The account that received the money from the Sevillian firm appears in the financial web of this bribery plot made up, among others, by former Chavista Energy Deputy Ministers Javier Alvarado and Nervis Villalobos.
Andorran investigators suspect the transfer of Ingelec. And they maintain that the Sevillian firm paid the funds through the shell company (without activity) Pessons Mountains of the Venezuelan businessman Roberto Javier Cobucci.
Cobucci justified to the BPA that Ingelec’s money responded to a contract for the installation, assembly and maintenance of machinery for the public company Electricidad de Caracas.
Transfer under suspicion
Researchers question this version. “There has been no access to the order from Electricidad de Caracas,” they indicate in a report last March.
Along with Ingelec, the Andorran judge Stéphanie García charged Cobucci and his company Pessons Mountains with laundering last May.
EL PAÍS has tried unsuccessfully to obtain the version of Ingelec, a firm of 22 employees that in 2014 – the last year reflected in the commercial register – declared sales of 4.2 million euros. This newspaper has not been able to contact Cobucci either.

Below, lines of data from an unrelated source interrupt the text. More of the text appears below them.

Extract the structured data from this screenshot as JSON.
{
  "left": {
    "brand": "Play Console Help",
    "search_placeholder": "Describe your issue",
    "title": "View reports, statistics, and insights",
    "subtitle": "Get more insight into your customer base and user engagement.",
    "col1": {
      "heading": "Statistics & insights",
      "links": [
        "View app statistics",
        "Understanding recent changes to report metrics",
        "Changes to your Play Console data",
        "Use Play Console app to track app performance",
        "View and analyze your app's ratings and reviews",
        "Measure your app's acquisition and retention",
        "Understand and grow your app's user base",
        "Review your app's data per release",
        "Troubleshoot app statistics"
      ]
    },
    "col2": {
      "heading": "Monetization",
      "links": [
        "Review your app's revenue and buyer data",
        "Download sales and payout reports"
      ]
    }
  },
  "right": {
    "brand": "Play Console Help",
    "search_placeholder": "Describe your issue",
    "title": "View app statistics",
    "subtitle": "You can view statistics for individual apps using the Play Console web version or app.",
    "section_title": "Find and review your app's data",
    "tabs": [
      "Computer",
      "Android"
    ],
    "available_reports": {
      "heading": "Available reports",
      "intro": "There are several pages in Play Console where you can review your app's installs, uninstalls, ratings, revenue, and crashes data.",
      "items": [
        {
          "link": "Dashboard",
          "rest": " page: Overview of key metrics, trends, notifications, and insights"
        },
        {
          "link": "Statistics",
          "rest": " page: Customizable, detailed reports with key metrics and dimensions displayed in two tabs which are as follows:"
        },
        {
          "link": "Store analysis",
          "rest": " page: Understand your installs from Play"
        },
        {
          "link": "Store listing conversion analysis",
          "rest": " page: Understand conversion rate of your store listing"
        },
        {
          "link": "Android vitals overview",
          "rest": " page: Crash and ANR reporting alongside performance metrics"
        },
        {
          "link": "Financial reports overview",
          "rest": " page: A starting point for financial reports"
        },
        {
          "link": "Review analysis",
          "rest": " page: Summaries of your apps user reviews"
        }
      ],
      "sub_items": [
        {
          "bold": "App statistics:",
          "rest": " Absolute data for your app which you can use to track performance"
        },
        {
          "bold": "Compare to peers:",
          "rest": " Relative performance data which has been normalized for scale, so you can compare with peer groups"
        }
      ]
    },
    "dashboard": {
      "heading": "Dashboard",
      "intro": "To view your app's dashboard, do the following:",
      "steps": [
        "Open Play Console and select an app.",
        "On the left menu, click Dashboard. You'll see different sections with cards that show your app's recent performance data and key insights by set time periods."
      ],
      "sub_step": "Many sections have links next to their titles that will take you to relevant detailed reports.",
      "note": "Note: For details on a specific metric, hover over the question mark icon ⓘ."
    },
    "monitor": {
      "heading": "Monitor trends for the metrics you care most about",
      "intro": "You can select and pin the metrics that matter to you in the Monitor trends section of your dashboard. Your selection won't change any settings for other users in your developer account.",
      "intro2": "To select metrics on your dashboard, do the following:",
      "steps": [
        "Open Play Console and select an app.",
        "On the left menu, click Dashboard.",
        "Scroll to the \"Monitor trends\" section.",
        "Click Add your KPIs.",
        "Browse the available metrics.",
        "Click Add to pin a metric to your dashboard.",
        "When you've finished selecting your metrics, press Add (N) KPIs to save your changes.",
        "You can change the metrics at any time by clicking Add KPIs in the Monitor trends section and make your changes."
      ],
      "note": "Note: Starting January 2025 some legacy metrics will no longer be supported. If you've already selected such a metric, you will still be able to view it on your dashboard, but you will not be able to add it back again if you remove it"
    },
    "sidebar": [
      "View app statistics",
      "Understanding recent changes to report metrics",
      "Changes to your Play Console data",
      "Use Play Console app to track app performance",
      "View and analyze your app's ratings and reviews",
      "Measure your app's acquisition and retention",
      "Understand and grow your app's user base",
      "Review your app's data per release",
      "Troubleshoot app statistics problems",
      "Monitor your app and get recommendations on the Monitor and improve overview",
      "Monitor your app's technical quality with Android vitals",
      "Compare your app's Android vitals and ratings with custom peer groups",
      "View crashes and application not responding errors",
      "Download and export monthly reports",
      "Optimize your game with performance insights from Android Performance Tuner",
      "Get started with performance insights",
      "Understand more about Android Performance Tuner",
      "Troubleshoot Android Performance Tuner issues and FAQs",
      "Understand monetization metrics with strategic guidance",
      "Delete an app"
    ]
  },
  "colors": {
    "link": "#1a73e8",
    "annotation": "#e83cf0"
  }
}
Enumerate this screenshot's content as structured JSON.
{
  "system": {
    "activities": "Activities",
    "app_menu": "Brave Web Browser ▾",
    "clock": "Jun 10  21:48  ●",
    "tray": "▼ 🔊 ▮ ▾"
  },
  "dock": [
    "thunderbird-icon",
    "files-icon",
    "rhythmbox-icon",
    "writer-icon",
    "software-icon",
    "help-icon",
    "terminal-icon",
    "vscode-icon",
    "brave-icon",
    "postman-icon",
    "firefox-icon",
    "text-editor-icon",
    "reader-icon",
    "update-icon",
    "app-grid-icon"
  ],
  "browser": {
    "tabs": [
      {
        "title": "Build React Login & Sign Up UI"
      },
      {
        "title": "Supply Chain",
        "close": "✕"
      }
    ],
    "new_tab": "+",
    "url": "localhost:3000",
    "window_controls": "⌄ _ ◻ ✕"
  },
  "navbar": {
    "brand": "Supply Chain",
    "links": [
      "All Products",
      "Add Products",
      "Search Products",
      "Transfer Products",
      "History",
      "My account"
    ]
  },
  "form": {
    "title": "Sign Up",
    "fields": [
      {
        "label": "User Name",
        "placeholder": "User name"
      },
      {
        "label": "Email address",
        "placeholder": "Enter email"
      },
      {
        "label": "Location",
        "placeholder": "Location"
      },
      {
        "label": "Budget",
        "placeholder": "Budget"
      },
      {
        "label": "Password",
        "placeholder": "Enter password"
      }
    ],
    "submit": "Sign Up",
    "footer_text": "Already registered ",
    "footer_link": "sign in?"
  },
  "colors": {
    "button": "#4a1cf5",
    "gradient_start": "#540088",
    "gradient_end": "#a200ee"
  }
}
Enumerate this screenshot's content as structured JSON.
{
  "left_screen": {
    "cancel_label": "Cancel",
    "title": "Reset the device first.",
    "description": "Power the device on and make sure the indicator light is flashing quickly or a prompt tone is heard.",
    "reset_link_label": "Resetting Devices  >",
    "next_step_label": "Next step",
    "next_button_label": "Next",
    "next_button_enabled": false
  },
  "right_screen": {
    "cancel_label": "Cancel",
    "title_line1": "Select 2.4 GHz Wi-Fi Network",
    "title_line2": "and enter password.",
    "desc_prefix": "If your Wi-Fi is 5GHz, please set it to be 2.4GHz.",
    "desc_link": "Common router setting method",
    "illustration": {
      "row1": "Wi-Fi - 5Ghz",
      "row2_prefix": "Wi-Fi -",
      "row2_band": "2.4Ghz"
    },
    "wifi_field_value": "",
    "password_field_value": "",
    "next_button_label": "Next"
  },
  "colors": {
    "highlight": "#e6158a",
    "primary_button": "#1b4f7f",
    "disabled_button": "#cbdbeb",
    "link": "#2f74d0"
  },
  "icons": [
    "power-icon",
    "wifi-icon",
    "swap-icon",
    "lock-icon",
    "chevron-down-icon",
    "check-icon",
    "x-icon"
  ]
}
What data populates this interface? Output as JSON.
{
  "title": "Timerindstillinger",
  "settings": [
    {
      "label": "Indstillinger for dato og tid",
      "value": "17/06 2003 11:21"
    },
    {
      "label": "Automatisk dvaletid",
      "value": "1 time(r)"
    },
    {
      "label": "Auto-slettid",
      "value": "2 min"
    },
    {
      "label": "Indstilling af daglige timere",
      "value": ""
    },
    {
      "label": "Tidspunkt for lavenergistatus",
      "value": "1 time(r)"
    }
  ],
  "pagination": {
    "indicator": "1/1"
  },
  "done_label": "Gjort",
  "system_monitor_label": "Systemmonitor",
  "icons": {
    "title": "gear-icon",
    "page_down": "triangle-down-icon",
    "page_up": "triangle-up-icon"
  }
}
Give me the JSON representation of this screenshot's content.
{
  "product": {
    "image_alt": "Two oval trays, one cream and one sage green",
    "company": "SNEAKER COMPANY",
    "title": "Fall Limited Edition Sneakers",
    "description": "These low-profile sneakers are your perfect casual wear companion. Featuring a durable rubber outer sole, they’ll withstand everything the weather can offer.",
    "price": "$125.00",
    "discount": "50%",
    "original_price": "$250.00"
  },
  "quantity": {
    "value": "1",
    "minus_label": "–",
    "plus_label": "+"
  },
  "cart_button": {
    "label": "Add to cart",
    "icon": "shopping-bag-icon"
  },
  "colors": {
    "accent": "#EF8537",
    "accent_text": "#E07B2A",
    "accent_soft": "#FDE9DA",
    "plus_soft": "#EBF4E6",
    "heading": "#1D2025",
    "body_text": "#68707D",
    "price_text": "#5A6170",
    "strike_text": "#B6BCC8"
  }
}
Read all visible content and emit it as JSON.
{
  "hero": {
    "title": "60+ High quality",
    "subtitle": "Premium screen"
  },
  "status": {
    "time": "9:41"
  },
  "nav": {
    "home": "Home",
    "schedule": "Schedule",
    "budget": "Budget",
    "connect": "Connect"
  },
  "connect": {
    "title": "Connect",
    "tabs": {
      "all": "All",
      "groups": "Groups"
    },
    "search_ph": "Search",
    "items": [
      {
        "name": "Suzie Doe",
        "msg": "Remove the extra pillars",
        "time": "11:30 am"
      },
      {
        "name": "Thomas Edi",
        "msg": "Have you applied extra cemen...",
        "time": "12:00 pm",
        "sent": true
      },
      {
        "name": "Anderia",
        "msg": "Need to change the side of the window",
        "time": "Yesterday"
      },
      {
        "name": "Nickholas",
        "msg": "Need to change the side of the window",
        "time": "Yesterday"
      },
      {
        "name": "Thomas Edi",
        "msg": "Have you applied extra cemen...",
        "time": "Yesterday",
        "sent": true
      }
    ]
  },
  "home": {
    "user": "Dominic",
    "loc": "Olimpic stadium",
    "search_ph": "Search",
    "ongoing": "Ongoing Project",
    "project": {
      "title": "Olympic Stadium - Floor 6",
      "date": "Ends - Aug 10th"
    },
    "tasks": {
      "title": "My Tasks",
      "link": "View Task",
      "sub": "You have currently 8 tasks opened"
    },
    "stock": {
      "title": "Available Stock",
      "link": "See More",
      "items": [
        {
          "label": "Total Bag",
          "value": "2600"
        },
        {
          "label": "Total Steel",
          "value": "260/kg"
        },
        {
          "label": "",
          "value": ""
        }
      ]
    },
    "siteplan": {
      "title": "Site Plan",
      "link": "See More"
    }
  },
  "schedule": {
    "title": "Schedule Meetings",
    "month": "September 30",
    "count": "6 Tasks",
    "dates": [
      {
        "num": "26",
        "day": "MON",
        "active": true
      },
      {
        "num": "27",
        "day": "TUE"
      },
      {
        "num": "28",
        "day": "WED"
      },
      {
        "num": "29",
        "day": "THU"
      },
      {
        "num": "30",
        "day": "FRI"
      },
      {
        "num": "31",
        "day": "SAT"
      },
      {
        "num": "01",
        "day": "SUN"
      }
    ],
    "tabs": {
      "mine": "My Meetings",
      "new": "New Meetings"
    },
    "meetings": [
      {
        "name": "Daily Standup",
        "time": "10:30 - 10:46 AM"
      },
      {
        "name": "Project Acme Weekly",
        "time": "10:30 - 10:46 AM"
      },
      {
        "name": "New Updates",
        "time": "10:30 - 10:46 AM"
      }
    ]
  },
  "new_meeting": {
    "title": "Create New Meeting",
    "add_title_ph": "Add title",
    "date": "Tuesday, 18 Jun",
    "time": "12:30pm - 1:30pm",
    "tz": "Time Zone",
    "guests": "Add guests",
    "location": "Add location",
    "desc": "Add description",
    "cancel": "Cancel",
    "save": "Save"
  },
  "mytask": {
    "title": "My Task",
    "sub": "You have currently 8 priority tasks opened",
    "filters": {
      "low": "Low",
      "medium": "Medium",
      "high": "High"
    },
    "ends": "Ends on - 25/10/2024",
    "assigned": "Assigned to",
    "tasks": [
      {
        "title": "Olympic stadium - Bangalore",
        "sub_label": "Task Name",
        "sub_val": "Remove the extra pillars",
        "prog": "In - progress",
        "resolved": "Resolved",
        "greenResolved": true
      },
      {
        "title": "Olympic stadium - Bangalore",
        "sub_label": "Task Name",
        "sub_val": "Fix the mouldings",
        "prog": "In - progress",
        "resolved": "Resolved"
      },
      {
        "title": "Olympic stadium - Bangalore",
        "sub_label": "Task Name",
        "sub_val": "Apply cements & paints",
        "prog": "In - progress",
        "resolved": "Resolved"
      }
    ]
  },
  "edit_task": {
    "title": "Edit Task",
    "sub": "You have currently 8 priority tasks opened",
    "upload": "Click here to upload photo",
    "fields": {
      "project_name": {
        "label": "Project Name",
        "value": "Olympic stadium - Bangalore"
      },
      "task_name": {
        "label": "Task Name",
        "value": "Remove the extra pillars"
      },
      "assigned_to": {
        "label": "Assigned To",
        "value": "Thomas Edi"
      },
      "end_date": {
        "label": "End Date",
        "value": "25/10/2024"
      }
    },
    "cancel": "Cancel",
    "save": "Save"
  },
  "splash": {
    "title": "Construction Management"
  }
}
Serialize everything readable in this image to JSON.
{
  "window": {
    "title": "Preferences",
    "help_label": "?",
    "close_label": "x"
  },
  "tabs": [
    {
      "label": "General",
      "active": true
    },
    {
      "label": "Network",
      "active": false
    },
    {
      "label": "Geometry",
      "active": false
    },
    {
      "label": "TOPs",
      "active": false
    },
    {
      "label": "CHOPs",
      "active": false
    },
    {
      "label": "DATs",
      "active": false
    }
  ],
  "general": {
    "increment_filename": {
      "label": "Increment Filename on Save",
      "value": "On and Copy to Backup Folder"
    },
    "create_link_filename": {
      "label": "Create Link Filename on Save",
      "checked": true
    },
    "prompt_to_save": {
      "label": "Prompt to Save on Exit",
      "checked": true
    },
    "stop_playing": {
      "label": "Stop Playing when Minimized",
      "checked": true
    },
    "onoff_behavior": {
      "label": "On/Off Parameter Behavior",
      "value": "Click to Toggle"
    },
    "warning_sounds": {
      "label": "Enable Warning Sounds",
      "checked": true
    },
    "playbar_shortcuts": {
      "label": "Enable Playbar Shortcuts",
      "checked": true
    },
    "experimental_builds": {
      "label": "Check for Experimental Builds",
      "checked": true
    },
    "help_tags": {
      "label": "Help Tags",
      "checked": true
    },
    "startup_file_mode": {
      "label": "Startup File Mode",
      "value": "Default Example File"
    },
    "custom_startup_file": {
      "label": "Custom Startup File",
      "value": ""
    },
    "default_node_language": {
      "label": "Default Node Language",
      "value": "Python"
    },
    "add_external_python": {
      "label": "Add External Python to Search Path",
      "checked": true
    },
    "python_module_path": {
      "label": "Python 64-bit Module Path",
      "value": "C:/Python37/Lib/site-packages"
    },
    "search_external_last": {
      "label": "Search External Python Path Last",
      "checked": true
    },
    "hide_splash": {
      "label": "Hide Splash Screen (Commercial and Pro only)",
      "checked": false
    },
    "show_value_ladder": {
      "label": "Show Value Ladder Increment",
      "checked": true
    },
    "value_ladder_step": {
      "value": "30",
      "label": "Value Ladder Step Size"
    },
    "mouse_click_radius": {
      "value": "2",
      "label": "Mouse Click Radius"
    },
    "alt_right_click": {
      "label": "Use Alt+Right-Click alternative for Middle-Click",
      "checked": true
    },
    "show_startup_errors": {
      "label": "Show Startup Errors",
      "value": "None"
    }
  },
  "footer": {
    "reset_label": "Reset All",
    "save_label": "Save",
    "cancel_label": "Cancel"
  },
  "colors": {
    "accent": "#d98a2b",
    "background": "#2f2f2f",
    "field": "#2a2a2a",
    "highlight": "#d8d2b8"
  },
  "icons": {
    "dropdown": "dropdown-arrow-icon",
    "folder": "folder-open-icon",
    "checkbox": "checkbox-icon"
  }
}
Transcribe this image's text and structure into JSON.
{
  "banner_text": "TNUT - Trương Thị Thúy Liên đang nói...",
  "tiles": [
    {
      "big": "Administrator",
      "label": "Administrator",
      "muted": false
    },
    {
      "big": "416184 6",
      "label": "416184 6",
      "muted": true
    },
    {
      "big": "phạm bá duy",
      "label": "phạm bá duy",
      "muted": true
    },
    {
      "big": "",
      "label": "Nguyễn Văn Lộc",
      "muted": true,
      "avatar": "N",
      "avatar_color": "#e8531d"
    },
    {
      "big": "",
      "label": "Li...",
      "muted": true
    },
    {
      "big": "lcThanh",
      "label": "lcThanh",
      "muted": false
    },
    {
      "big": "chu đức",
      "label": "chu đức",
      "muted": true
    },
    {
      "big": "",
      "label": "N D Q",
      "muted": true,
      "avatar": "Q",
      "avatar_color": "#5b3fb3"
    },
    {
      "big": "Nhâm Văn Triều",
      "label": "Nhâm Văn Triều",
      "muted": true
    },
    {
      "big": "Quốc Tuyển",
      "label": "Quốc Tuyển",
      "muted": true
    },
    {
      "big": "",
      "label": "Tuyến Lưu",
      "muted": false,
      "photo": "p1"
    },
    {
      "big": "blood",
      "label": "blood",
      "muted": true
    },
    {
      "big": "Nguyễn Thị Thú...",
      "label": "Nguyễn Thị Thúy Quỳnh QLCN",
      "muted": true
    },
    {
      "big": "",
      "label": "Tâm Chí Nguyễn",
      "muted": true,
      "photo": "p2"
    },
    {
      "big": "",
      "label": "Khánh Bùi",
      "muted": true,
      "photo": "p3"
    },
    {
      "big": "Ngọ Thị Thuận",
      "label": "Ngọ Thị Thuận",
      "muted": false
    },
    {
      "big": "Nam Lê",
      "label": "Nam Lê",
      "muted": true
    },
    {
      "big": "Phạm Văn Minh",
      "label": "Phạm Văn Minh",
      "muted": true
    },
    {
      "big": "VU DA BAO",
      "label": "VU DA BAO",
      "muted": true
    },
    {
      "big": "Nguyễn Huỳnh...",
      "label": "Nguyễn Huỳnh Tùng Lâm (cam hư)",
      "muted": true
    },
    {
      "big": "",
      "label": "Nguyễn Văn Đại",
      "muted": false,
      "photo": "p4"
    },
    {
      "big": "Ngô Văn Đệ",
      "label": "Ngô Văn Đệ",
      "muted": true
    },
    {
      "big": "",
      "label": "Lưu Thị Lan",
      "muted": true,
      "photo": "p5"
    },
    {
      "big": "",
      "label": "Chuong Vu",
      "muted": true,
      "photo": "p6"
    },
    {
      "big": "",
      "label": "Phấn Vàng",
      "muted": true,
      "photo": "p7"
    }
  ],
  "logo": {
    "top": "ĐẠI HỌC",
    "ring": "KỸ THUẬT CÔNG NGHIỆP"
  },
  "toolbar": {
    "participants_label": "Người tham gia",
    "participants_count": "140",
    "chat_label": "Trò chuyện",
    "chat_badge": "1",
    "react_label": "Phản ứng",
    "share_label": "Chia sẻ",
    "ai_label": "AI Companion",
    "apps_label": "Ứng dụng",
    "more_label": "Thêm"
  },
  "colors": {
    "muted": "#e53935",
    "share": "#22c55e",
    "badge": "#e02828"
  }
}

It is not the first time that Salazar’s collections have focused the gaze of Andorran researchers. The businessman tried in 2012 to send 40 million from Switzerland to France for the acquisition of a property. A judge blocked this operation through the Banca Privada d’Andorra (BPA), a financial institution intervened in 2015 for allegedly laundering funds from criminal groups such as Odebrecht, the Brazilian construction giant that starred in the largest bribery scheme in America.
On the other hand, justice did not prevent Salazar from resorting to his funds in the BPA – where he managed seven accounts that moved 21.2 million euros – to navigate a train of excesses. Together with his cousin Luis Mariano Rodríguez and former Venezuelan vice-minister Villalobos, he spent 10 million euros on luxury goods between 2007 and 2012. A spiral of expenses that included three million in jewelry, two in works of art; one million in wine and 516,012 euros in the rental of helicopters.
Salazar’s financial network spanned Belize, Panama, and the British Virgin Islands. And it contemplated more than 100 shell companies that, between 2004 and 2016, served to hide the purchase of properties in Venezuela. His emporium included an apartment next to the Tucacas beach, in the Venezuelan state of Falcón, according to this newspaper.
The Venezuelan Prosecutor’s Office has placed Salazar, who was arrested in 2017 in Venezuela, at the epicenter of a plot that used his cousin, former minister Rafael Ramírez, known as the oil czar, to make cash and collect succulent commissions from companies in exchange for contracts with PDVSA and its subsidiaries.
Eddie is an Australian news reporter with over 9 years in the industry and has published on Forbes and tech crunch.